Very good. Book has appearance of light use with no easily noticeable wear. Millions of satisfied customers and climbing. Green Earth Books is the name you can trust, guaranteed. Spend Less. Read More.
Publishers Weekly, 2011-11-28 In Eugenides's perceptive new novel set in the early 1980s, the three sides of a love triangle-Brown University undergraduates Madeleine, Leonard, and Mitchell-come of age in a complicated and heady environment of semiotics, religious mysticism, sexual freedom, and economic recession. After graduation, the three are forced to confront their relationships, secrets, and desires as they attempt to find their way in the real world. David Pittu brilliantly narrates this audio version of Eugenides's complex novel, whether he's rattling off quotes from Jacques Derrida and Roland Barthes or creating unique voices for the book's many characters. Among the standouts are his renditions of the slow and reflective Mitchell and Thurston, the star of the semiotics seminar who speaks in a falsely laconic and disinterested fashion to impress his classmates and professor. And while Pittu's rendition of Madeline is too soft and flat, he never runs out of voices for this large, global cast. The result is one of the best audiobooks of the year. A Farrar, Straus and Giroux hardcover. (Oct.) (c) Copyright PWxyz, LLC. All rights reserved.
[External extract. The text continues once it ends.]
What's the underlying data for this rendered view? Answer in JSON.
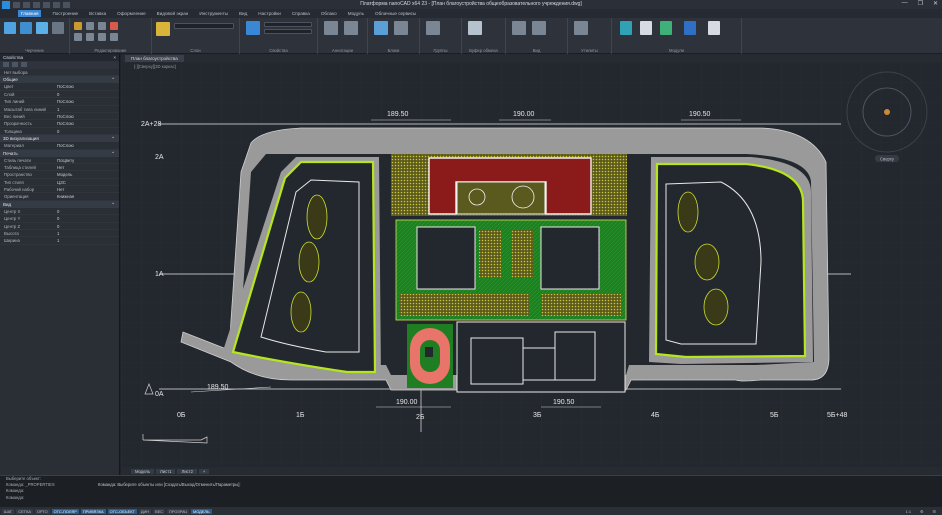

Publishers Weekly, 2011-08-01 Eugenides's first novel since 2002's Pulitzer Prize-winning Middlesex so impressively, ambitiously breaks the mold of its predecessor that it calls for the founding of a new prize to recognize its success both as a novel-and as a Jeffrey Eugenides novel. Importantly but unobtrusively set in the early 1980s, this is the tale of Madeleine Hanna, recent Brown University English grad, and her admirer Mitchell Grammaticus, who opts out of Divinity School to walk the earth as an ersatz pilgrim. Madeleine is equally caught up, both with the postmodern vogue (Derrida, Barthes)-conflicting with her love of James, Austen, and Salinger-and with the brilliant Leonard Bankhead, whom she met in semiotics class and whose fits of manic depression jeopardize his suitability as a marriage prospect. Meanwhile, Mitchell winds up in Calcutta working with Mother Theresa's volunteers, still dreaming of Madeleine. In capturing the heady spirit of youthful intellect on the verge, Eugenides revives the coming-of-age novel for a new generation The book's fidelity to its young heroes and to a superb supporting cast of enigmatic professors, feminist theorists, neo-Victorians, and concerned mothers, and all of their evolving investment in ideas and ideals is such that the central argument of the book is also its solution: the old stories may be best after all, but there are always new ways to complicate them. (Oct.) (c) Copyright PWxyz, LLC. All rights reserved.
Alibris, the Alibris logo, and Alibris.com are registered trademarks of Alibris, Inc.
Copyright in bibliographic data and cover images is held by Nielsen Book Services Limited, Baker & Taylor, Inc., or by their respective licensors, or by the publishers, or by their respective licensors. For personal use only. All rights reserved. All rights in images of books or other publications are reserved by the original copyright holders.